Stored data
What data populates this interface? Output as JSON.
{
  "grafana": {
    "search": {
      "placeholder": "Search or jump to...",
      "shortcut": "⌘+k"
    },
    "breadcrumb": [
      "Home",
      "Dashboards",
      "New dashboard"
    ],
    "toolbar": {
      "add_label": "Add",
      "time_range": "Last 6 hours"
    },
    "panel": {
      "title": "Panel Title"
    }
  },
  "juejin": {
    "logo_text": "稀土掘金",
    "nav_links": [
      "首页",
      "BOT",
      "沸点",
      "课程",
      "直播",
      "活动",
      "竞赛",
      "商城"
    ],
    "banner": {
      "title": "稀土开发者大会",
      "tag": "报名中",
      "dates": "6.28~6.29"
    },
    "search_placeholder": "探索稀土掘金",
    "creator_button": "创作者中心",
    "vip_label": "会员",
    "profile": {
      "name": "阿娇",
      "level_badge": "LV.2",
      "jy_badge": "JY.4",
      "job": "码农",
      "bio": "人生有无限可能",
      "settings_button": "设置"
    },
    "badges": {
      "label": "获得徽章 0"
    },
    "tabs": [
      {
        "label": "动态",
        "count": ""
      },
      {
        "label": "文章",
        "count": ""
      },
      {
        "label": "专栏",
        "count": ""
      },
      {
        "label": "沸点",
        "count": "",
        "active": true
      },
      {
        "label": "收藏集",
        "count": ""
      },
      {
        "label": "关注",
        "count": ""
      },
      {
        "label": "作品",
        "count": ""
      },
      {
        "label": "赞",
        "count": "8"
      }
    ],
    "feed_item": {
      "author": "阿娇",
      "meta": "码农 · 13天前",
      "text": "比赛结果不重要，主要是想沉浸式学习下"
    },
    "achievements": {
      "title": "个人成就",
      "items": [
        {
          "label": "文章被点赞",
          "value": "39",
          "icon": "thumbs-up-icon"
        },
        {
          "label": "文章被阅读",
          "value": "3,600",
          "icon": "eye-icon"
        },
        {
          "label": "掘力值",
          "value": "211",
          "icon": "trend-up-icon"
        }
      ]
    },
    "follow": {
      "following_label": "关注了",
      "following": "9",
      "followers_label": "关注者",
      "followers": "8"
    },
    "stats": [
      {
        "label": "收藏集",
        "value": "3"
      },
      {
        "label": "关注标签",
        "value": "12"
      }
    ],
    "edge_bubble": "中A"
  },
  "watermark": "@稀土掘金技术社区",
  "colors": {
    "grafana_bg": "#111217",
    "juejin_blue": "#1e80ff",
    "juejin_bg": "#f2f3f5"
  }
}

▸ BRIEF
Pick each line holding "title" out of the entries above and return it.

▸ RESPONSE TO THIS TASK
      "title": "Panel Title"
      "title": "稀土开发者大会",
      "title": "个人成就",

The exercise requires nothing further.